EXERCISE:
Check every line below, and copy those that include "photo".

⟨

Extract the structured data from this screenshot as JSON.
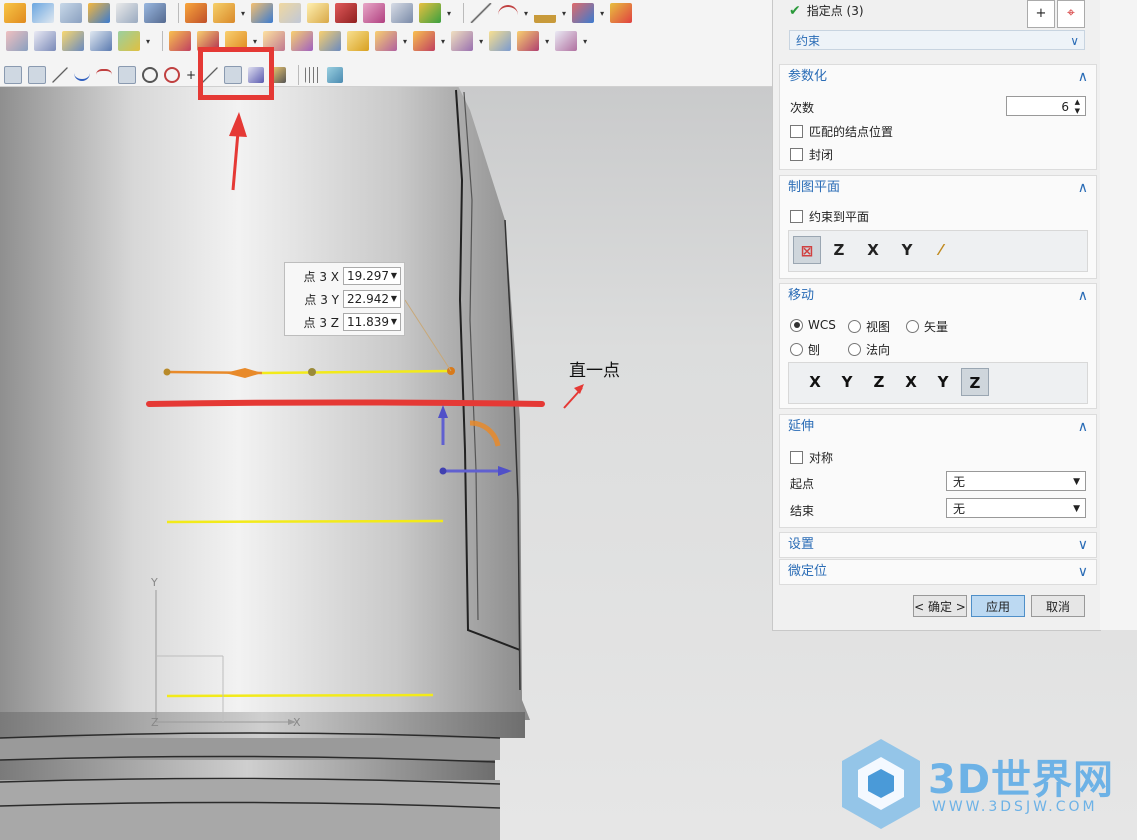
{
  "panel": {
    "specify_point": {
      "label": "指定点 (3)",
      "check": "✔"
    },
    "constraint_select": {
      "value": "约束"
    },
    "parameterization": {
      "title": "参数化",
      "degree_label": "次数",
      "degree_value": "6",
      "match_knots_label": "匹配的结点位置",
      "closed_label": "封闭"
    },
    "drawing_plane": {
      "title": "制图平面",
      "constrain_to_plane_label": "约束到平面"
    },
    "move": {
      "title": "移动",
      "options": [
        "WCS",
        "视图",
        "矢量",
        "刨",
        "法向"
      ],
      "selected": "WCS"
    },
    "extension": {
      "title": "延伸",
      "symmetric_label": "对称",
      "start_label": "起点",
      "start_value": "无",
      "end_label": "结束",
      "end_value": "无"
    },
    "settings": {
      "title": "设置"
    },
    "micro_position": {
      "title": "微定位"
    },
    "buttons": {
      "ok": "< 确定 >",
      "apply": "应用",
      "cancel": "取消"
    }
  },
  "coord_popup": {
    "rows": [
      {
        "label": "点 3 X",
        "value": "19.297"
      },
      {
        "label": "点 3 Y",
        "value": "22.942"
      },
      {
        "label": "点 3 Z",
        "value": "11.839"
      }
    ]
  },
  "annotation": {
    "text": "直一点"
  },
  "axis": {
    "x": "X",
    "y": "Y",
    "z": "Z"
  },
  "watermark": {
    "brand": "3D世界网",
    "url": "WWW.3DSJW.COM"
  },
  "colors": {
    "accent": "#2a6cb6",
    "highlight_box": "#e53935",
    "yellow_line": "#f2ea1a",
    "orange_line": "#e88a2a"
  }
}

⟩
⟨

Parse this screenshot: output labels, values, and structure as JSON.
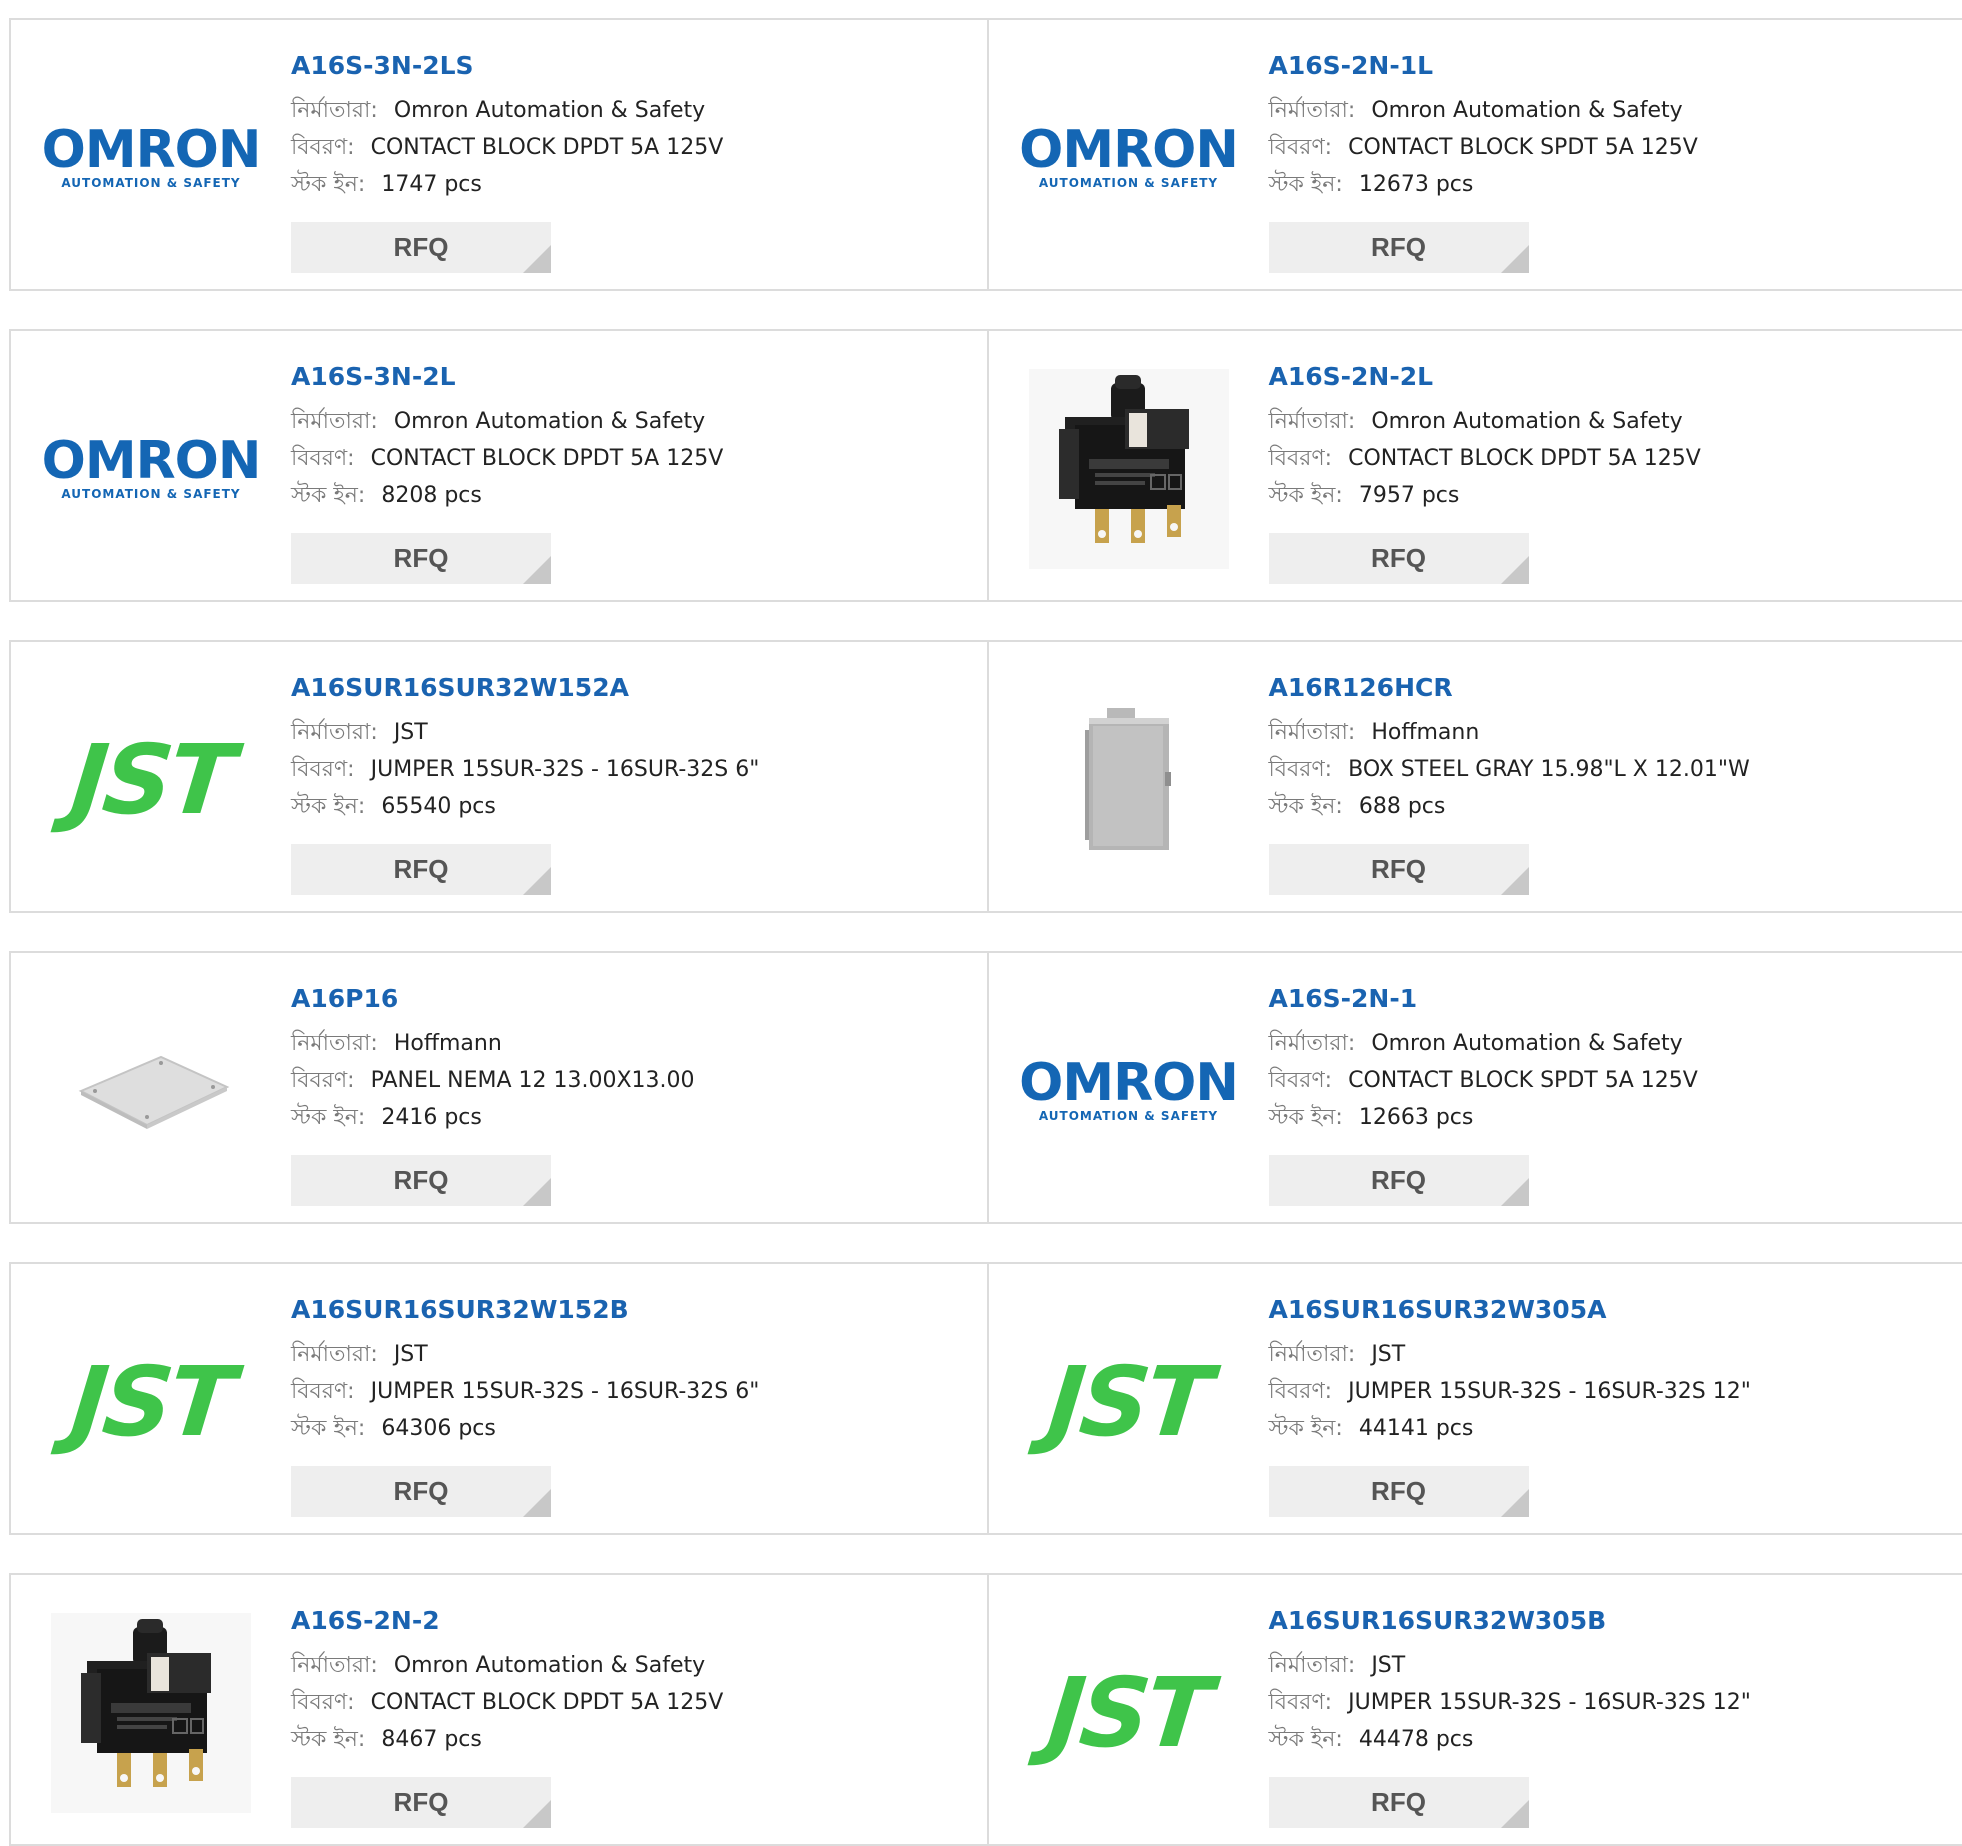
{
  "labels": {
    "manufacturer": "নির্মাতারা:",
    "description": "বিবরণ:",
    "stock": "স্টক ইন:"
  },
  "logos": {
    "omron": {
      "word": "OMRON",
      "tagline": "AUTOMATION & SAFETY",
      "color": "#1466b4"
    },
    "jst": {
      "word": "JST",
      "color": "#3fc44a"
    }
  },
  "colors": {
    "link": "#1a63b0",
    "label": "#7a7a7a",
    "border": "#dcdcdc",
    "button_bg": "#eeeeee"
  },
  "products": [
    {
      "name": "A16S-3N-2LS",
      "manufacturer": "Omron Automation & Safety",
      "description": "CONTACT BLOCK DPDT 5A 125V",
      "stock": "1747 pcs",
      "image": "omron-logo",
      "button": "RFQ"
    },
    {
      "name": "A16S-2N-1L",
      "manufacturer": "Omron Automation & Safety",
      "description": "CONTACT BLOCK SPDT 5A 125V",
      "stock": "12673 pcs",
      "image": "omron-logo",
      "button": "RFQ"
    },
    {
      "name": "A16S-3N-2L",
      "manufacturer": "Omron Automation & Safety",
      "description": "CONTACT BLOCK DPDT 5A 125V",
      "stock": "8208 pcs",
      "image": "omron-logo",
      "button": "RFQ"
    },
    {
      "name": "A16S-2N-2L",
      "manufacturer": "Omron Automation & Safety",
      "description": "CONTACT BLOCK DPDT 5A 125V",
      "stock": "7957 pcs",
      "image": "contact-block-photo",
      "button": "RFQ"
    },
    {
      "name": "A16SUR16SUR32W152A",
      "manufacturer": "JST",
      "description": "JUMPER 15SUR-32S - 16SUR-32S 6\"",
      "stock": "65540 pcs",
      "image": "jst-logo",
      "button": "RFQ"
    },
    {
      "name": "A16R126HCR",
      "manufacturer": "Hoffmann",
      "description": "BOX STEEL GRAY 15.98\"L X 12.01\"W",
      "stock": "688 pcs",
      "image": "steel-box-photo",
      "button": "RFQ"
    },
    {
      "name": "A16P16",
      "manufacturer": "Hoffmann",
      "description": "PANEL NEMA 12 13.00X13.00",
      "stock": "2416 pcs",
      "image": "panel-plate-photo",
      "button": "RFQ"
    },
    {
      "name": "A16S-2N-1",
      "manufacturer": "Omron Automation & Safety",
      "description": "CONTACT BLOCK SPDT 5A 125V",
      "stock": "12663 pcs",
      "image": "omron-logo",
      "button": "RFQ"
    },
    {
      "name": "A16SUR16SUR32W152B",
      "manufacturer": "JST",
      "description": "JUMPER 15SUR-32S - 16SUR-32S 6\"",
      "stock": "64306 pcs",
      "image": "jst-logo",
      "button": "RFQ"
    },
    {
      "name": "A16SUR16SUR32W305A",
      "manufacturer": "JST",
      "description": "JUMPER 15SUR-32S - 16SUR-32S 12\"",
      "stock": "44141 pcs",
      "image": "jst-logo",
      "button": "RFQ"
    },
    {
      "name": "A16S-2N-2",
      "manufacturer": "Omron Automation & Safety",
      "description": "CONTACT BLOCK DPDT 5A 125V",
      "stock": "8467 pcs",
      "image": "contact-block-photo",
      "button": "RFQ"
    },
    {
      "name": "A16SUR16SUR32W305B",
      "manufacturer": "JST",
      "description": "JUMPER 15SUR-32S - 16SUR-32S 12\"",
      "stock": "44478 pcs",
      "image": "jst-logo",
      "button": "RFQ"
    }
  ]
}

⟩

ANSWER AREA:
      "image": "contact-block-photo",
      "image": "steel-box-photo",
      "image": "panel-plate-photo",
      "image": "contact-block-photo",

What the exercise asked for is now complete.